If you haven't played around with firebug before - or even used firefox, it would be a good thing to explore if you are a web developer. Of course this is a very general article but it will cover some of the uses that I have for firebug on a regular basis. This article also assumes you have read some of the firebug instructions.
I use this a large amount of the time when working on the design and layout of a website. It is especially handy when working on projects you have no previous knowledge of.
The typical way to test for design bugs would have been:
view the source until you find the spot you think the element is
add a coloured border to the css to double check that was the correct element

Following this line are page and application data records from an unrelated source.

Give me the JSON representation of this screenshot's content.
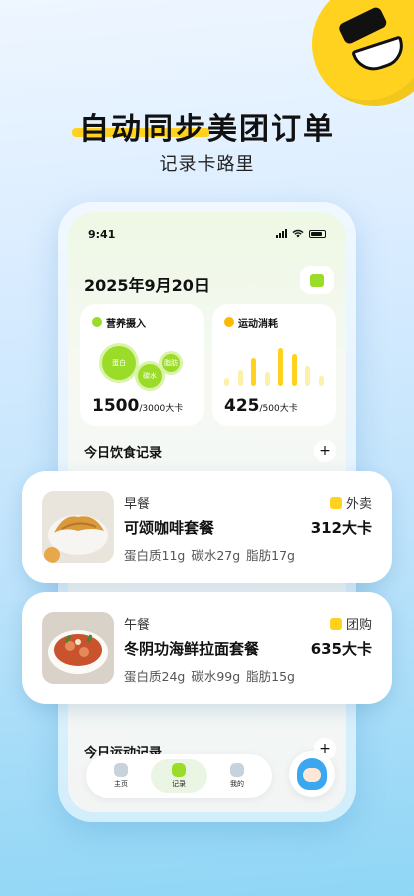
{
  "headline": "自动同步美团订单",
  "subheadline": "记录卡路里",
  "phone": {
    "status_time": "9:41",
    "date": "2025年9月20日",
    "nutrition": {
      "title": "营养摄入",
      "value": "1500",
      "target": "/3000大卡",
      "bubbles": [
        "蛋白",
        "碳水",
        "脂肪"
      ]
    },
    "exercise": {
      "title": "运动消耗",
      "value": "425",
      "target": "/500大卡"
    },
    "food_section_title": "今日饮食记录",
    "sport_section_title": "今日运动记录",
    "tabs": [
      {
        "label": "主页"
      },
      {
        "label": "记录"
      },
      {
        "label": "我的"
      }
    ]
  },
  "meals": [
    {
      "type": "早餐",
      "name": "可颂咖啡套餐",
      "kcal": "312大卡",
      "source": "外卖",
      "protein": "蛋白质11g",
      "carbs": "碳水27g",
      "fat": "脂肪17g"
    },
    {
      "type": "午餐",
      "name": "冬阴功海鲜拉面套餐",
      "kcal": "635大卡",
      "source": "团购",
      "protein": "蛋白质24g",
      "carbs": "碳水99g",
      "fat": "脂肪15g"
    }
  ],
  "colors": {
    "accent_green": "#9bdc28",
    "brand_yellow": "#ffd21f",
    "bar_yellow": "#ffd21f",
    "bar_light": "#fdf0a8"
  }
}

then apply you fixes refreshing the page everytime a change is implemented
Now using firebug html tab and inspector:
inspect the element directly - which then shows you the source and the css applied to the element as well as highlighting the padding and margins of the element.

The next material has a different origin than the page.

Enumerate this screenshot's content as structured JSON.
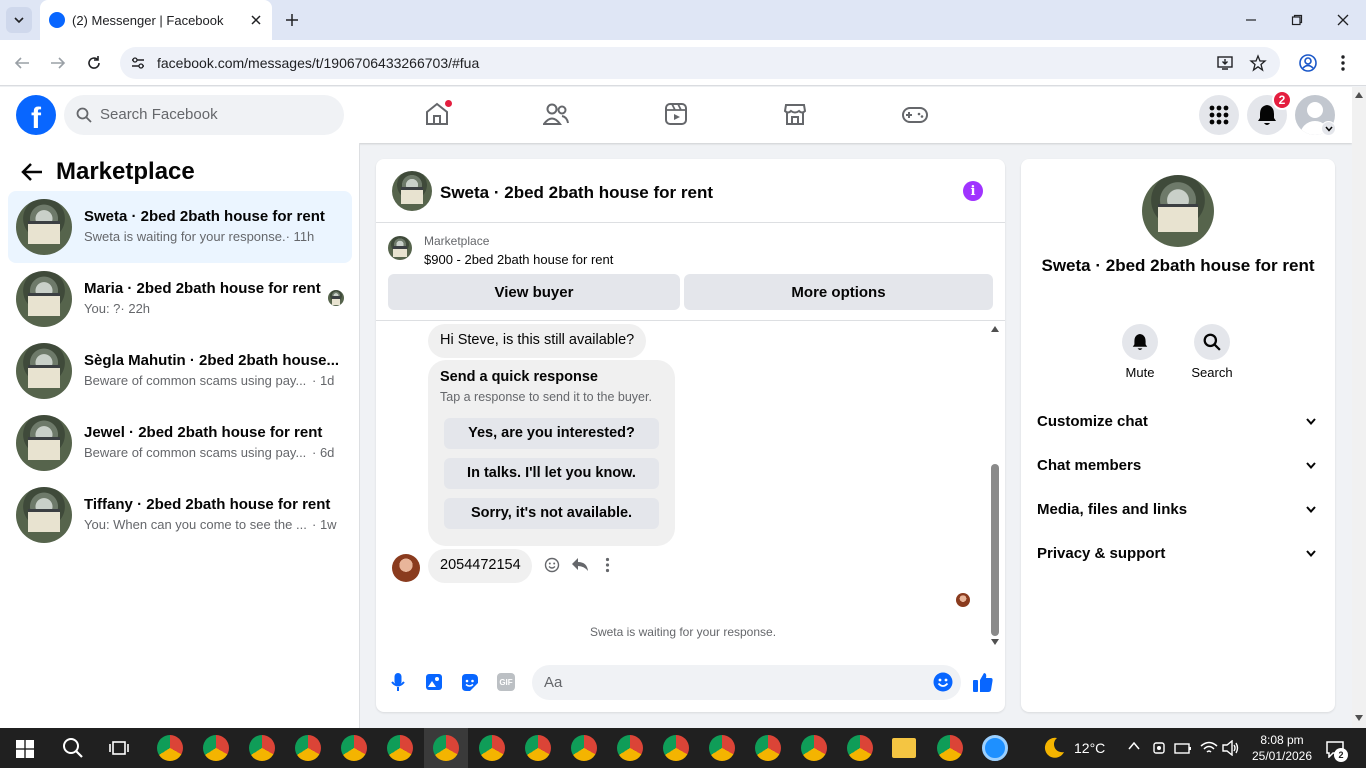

using the html tab and css view next to it you can
Add/edit/delete values directly and see it happen on the fly
Add/edit/delete attributes on the element and also see it happen on the fly
<form id="main_form" method="post"></form>

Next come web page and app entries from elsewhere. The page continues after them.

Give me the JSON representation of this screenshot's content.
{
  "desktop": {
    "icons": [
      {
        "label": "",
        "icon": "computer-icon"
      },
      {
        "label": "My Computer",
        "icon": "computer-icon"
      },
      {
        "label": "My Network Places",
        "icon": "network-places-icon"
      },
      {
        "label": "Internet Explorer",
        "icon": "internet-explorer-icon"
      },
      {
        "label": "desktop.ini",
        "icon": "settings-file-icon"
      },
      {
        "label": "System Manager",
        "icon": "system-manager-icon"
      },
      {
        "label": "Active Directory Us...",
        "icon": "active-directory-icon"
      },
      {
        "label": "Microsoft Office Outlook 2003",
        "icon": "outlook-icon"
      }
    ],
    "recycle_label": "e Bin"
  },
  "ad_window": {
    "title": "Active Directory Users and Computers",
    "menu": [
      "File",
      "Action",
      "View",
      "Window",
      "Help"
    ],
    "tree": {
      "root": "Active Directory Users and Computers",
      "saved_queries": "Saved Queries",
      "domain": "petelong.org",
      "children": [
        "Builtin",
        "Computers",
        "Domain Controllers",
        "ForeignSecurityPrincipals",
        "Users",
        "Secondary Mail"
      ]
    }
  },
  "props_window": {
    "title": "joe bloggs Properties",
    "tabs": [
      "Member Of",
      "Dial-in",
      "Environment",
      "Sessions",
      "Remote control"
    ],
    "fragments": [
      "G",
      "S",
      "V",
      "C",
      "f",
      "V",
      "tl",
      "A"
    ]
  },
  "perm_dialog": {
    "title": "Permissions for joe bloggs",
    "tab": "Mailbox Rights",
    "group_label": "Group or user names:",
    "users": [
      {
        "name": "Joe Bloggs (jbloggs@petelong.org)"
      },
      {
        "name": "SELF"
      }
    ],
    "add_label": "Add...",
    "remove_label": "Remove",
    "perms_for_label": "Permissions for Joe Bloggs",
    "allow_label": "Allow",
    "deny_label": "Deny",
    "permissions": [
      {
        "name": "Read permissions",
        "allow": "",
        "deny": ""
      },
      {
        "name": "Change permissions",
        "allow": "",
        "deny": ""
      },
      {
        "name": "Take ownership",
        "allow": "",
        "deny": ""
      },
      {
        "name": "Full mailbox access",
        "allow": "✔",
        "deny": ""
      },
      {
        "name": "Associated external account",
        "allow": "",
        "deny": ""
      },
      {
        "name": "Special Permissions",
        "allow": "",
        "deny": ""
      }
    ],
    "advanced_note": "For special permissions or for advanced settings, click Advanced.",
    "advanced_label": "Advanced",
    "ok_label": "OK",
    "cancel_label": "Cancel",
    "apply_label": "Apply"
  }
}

//test if prototype running $('main_form') //run that in the console
//test if jquery is running $('#main_form') //run that in the console
The command that returns a form element is the library that is running on that element.
You can use console.log() over the alert() function to display outputs while debugging. The console also shows when ajax calls are run including the paramaters sent, data returned and the header status; which are all important when debugging ajax.
F12 will load/close the firebug window or tab depending how you set it up. (Windows machine)